Paul Brantley, New York City
A Young Leonard Bernstein Conducts Student Orchestra
I remember the day Leonard Bernstein came to the Music and Art High School's 8th term orchestra. There was a hush when he came down the aisle to the podium. It was when he took off his jacket and rolled up his sleeves and every young woman in the audience sighed and swooned. He was as handsome and talented as a young man could be. It was a memorable moment.
[Photo: Bernstein conducting the New York City Symphony, 1945. Library of Congress. https://www.loc.gov/item/lbphotos.45a051/]
Adele Dinsky Olson, NJ

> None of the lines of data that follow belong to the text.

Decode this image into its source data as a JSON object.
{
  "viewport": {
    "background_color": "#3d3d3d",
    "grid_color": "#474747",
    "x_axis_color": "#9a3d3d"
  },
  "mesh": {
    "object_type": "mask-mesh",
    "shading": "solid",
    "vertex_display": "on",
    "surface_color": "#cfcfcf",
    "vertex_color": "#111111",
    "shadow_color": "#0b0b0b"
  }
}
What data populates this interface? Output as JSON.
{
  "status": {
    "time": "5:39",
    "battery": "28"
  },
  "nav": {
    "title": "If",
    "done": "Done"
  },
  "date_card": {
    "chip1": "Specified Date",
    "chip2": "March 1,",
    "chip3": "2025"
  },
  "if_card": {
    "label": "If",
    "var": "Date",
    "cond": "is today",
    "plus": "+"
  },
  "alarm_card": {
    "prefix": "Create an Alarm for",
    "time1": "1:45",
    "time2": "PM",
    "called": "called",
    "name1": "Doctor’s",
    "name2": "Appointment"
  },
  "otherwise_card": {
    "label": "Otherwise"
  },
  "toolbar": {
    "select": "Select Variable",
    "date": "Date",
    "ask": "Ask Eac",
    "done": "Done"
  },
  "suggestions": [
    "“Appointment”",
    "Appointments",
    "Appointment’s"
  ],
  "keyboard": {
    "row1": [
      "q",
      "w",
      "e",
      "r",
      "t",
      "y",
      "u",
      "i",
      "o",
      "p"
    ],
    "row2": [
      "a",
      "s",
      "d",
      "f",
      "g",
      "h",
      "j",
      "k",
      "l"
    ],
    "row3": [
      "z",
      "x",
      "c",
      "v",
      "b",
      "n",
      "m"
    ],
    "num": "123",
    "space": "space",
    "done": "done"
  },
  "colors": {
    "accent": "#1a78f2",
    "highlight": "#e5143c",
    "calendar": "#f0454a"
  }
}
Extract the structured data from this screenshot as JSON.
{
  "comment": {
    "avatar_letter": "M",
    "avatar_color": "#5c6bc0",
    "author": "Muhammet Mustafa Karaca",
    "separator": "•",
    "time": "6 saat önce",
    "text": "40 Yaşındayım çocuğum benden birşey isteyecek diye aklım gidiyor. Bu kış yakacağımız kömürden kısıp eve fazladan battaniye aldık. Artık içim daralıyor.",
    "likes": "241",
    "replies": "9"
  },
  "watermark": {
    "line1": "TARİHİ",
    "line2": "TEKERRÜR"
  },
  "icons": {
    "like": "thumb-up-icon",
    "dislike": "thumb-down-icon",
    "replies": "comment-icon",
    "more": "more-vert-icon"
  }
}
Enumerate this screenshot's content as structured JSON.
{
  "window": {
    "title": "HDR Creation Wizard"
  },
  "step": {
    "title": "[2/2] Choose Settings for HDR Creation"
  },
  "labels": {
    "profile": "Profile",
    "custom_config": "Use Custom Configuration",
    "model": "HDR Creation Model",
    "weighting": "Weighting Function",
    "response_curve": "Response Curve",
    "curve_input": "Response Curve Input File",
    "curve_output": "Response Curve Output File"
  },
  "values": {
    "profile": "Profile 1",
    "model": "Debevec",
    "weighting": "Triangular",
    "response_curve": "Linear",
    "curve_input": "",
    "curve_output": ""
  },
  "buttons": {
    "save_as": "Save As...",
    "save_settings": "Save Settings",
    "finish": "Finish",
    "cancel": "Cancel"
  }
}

At Tanglewood in 1965 & '66 I was a Fromm Fellow, which included singing with the BSO. When Lenny conducted us in a concert version of 'Carmen', right at the end of the Finale the audience stood up and rushed towards the stage in the Main Shed and I thought we were all going to be swept away by the sea of bodies. Goose bump performance!
[Image: Boston Symphony Orchestra concert program, Tanglewood Series, Summer 1966, Festival of Contemporary Music, Concert 4. Boston Symphony Orchestra Archives. http://collections.bso.org/digital/collection/PROG/id/533365]
Lloyd Burritt, West Vancouver, BC, Canada
121 W 27 St, Suite 1104, New York, NY 10001
© 2017 The Leonard Bernstein Office, Inc.
Site by Bandwidth